Thankfully, the game is helped by the charm and rich detail of the actual environments themselves that include cluttered woodlands, toxic quarries and crisp snowy fields. Each of the landscapes are utterly gorgeous and the visuals verge on photorealism. There is a faint dream-like haze filter which supports the impression of it being a memory. The snowy levels in particular stand out as the most impressive. The snow physics are very realistic such as when you roll an acorn in the snow, the snow sticks to it so it becomes a snowball and will grow the more you push it. Also, the small caves in this level have a haunting icy blue glow to them that not only looks strikingly beautiful but really does give you an actual chill. There are so many subtle details within the environments that you might not pick up during you play through. Moss will grow on neglected objects, while old wooden floor boards will warp and splinter as you jump on them, and in the background of some of the snowy levels you will see deer naturally going about their daily lives. This all helps create a world that feels real and alive.
Unravel took me around seven hours to complete and that included finding all of the well-hidden secret buttons strewn throughout the levels. To fully Platinum the game you will need to complete each level without dying. This can be incredibly frustrating as there are a wide variety of ways to die whether it be from drowning in a puddle or by being attacked by creatures of nature ranging from crabs to crows. It’s not always helped by the somewhat fiddly and awkward controls and the fact that levels play out a tad longer than they really ought to. Thankfully, this doesn’t put too much of a dampener on the overall enjoyment of the game.

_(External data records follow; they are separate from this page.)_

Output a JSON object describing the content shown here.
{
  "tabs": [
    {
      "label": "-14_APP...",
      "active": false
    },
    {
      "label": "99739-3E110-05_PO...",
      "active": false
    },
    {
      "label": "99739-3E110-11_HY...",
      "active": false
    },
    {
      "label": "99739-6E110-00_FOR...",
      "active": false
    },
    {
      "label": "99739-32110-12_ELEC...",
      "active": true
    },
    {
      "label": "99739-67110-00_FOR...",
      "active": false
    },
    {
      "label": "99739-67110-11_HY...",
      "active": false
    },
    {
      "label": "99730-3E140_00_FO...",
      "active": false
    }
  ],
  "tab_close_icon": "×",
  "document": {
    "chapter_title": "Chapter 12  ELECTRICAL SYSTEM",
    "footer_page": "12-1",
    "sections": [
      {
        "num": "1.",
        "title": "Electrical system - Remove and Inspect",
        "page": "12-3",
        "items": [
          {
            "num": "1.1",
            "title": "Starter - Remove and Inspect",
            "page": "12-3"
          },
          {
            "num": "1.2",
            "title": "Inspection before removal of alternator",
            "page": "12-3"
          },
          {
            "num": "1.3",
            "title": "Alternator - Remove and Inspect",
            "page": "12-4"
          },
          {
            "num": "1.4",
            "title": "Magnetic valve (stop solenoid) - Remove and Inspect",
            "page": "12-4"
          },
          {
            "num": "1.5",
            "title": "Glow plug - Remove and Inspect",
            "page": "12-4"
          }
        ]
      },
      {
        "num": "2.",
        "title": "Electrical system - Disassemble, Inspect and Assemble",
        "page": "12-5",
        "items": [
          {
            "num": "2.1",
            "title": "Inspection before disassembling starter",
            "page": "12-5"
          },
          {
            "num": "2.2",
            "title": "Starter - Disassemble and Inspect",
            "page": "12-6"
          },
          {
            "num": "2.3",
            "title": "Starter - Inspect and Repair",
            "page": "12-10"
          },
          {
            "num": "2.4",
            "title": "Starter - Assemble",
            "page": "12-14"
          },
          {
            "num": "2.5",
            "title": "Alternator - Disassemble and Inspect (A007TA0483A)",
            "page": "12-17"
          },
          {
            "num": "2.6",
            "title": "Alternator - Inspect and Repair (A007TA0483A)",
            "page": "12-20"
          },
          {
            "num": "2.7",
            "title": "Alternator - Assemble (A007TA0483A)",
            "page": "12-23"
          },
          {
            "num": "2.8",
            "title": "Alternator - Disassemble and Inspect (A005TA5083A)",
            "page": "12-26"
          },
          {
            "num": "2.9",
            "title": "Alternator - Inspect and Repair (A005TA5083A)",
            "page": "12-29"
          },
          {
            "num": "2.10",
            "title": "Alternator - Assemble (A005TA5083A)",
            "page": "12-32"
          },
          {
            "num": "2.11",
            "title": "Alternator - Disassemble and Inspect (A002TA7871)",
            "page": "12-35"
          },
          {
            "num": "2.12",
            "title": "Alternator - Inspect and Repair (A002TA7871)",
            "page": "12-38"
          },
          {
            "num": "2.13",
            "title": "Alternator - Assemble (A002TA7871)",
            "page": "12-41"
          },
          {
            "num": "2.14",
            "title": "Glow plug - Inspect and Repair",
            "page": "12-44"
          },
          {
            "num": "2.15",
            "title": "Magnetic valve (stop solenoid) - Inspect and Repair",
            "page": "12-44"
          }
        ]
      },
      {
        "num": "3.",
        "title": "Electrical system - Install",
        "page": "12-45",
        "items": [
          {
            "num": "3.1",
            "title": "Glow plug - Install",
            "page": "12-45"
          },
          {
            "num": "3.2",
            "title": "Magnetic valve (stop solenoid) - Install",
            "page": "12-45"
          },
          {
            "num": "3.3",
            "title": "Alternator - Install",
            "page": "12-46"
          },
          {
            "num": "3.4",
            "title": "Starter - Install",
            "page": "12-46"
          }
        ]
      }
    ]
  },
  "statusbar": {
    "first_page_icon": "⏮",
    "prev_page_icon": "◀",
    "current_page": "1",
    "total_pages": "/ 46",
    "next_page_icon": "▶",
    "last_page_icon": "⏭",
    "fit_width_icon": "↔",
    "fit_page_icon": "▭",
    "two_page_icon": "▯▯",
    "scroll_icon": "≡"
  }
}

In a year where we have been spoilt with quality indie titles including Rime, Pyre and Little Nightmares, I just can’t hold Unravel in quite as high statue as those games. Maybe if I had played it upon its release in 2016 I would be rating it a little higher. It really is a beautiful and heartfelt game so it is a shame that it is let down by the somewhat lacking and at times frustrating gameplay. Despite these minor flaws I do highly recommend playing the game through to completion. I’ve not played a puzzle-platformer quite like it and it encapsulates the fun and excitement of exploring nature as a child incredibly well. You also can’t help but allow Yarny melt your heart a little. He truly is a memorable little character!
Unravel is a fun and surprisingly long puzzle-platformer that is only let down by being a little frayed around the edges – 7.5 out of 10.